The wait for a car loan decision will be shortened dramatically when the Internet replaces the fax machine as the main mode of communication between dealerships and lending institutions.

Next to the customer's dithering over which car to buy, the second most time-consuming phase of the transaction for customers and dealership staff alike is getting the loan approved at terms acceptable to the customer.

But the very methods by which F&I managers communicate with lenders are already undergoing fundamental changes. The good news is that loan applications can be approved or declined within a minute or two when they are submitted over the Internet.

According to research by Killen and Associates, up to 40% of all new auto loan originations will be conducted online by 2005.

The bad news is that customers, before they even visit the dealership, can now arrange their own financing over the Internet, thus taking a potentially huge bite out of dealers' F&I revenues.

"About 5% of our customers arrange their own financing," says Danny Elliott, business manager at Greg James Country Motors, a Rusk, TX, dealership that sells all GM makes except Cadillac. "So we try to sell them extended warranties or whatever else we can.

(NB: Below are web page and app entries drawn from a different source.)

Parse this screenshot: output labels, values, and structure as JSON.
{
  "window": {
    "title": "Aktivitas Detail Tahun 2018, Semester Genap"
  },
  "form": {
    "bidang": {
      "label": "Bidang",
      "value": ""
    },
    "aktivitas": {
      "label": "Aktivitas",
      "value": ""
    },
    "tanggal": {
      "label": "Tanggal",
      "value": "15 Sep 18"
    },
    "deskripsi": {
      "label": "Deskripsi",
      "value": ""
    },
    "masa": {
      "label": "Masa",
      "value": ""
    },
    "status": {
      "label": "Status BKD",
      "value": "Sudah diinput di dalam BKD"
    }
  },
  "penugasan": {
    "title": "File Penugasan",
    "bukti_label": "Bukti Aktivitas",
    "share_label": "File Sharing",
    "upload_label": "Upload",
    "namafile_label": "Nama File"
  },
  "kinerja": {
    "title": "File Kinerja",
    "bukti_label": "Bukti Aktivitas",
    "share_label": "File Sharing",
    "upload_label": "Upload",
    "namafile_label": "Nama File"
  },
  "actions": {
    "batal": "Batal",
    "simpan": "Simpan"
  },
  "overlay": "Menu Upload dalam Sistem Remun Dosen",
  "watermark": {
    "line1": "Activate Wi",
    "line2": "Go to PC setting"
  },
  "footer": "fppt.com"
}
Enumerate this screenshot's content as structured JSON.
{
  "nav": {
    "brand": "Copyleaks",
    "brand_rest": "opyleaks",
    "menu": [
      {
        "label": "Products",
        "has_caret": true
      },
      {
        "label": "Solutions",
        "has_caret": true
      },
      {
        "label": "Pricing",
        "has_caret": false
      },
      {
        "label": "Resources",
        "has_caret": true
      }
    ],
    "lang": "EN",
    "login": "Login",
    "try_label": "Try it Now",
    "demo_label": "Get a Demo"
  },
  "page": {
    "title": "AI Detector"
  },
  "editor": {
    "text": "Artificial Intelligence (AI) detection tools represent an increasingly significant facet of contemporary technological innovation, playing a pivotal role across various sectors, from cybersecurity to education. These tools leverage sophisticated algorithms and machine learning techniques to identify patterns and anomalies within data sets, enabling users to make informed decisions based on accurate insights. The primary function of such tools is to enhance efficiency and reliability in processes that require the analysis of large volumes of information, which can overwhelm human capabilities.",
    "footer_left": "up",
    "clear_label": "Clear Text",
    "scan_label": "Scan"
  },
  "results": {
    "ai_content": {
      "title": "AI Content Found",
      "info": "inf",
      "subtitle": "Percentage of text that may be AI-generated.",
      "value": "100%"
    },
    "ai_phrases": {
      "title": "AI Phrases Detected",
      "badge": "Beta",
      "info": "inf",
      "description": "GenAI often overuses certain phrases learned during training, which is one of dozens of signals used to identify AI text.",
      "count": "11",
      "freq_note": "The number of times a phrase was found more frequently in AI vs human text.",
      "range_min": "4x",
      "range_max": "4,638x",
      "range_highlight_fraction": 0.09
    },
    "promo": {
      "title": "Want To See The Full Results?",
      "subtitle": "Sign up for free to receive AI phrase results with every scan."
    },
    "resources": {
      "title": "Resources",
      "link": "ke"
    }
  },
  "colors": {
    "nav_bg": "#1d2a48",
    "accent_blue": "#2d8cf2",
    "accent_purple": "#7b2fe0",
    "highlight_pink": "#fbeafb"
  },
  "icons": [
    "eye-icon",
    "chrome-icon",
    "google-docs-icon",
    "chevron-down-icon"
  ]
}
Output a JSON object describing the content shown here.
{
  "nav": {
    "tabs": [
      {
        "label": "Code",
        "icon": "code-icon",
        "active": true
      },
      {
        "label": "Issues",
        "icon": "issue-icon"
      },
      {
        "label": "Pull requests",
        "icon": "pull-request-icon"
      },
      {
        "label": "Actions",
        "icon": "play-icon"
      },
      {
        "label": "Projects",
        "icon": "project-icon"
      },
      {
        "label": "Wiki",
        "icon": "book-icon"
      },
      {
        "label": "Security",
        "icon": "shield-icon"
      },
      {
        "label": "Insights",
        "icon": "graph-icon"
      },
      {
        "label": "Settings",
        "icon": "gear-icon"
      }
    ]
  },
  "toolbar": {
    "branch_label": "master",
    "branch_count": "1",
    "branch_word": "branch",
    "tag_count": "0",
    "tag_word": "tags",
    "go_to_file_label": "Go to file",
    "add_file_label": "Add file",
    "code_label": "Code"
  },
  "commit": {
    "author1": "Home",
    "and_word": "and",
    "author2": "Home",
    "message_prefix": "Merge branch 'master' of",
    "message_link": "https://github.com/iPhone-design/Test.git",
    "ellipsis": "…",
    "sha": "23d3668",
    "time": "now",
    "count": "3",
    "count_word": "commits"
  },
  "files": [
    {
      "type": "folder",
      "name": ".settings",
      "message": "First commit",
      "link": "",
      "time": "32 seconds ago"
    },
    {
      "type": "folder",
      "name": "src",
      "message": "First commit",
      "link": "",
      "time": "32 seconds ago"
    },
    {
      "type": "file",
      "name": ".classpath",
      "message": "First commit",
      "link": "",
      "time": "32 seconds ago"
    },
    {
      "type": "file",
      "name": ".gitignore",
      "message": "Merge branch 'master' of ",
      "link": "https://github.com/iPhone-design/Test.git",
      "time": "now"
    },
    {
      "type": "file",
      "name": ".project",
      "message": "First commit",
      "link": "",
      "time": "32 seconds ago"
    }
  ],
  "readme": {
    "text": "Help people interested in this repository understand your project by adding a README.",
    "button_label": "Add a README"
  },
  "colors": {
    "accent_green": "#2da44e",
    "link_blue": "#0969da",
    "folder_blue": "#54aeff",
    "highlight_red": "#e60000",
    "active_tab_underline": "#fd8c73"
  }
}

But they're a tough sell because once they've arranged a monthly payment, they generally don't want to increase that payment."

For the other 95% of the dealership's customers, Mr. Elliott is able to obtain loan application decisions in a minute (sometimes less) by using an Internet-based loan application product called CreditConnection.

Developed by Annapolis Junction, MD-based CMSI (Credit Management Solutions, Inc.), CreditConnection completely automates the credit check, credit scoring, and loan application submission processes by linking subscribing dealerships and lending institutions through the Internet.

Says Mr. Elliott, "We can contract the customer while they're still in the showroom rather than have to send them away for a couple of days and maybe have them start shopping other dealerships while we're all waiting for a loan decision."

Says Greg Stewart, finance director at Koons Buick, Pontiac, GMC, VW and Mazda in Marlow Heights, MD. "I gave it a try when a supervisor at a bank we do business with mentioned that if you're on CreditConnection, your loan application goes to the top of the list, as opposed to faxing an application, which then gets queued into line behind all the others the lender has on his desk right then.

"We do about 600 cars a month. I hardly have time to see my wife and kids, let alone wait in line for loan approvals."

The speed of electronic loan processing benefits lenders, too, since a quick turnaround from a lending institution gives F&I managers incentive to use that lender again.

"CreditConnection give me decision history reports that allow me to monitor a lender's performance," says Mr. Elliott. "I can see at a glance what decisions lenders have given me, the date of every decision, and how fast they were in accepting or declining the deal."

Another benefit appreciated by Mr. Stewart is the help CreditConnection provides him in spotting decisions.

"This system helps us make the difficult decisions, the ones that make you wonder if you shouldn't wait for lender approval before you put the customer on contract or not. We used to have to put a customer like that off for a day, but now we can get a decision in minutes.

"The system also lets us know if we need any further documentation or stipulations for the bank. When you have to wait two days for a loan approval and then inform the customer that you need more information, that can be irritating to the customer. It'll show up later in a CSI survey."

Founded in 1987 by Jim De-Francesco and Scott Freiman, the CreditConnection concept was first developed to serve the needs of Mr. DeFrancesco's own car loan financing company. Today, CreditConnection also supports the marine and RV retailing industries.

Because CMSI has patented its electronic car loan application processing system, CreditConnection is the only Internet-based product of its kind currently available.

CMSI is currently working with 22 lending institutions and more than 500 dealerships in the U.S. and Canada, including a number of Driver's Mart stores and all CarMax stores. Some of the nation's largest lenders are CreditConnection clients, including GMAC, Wachovia, Bank of America, Regions Bank, and Wells Fargo,.

Non-prime CreditConnection lenders include AmeriCredit and TranSouth. Institutions dealing in both prime and non-prime loans include Bank One, NationsBank, Suntrust, and WFS Financial.

"As we were working to automate loan application processing for the banks," says CMSI executive VP Scott Freiman, "we thought it would be great to build an electronic connection to car dealers. The problem was coming out with a standard that both dealers and lenders would embrace, so we had to devise a very open system that would be acceptable to multiple clients."

Another key for any company hoping to provide e-business solutions for F&I managers, says Mr. Freiman, is to have established relationships with both dealers and lenders.

"It's getting the relationships with lenders that's the hardest part," he says. "Anyone can drop a credit application to a lender by e-mail, but the systems the lender have that automate the credit scoring process are very sophisticated. It can take six months to two years to design and install such a system."

CreditConnection is priced according to the volume of applications submitted by a dealership, according to Mr. Freiman. "A dealership that sells 50 cars a month will pay about $475 per month for CreditConnection," he reports, "whereas some of the larger megadealer companies may pay several thousand dollars monthly. Lenders also pay on a per/inquiry-received basis."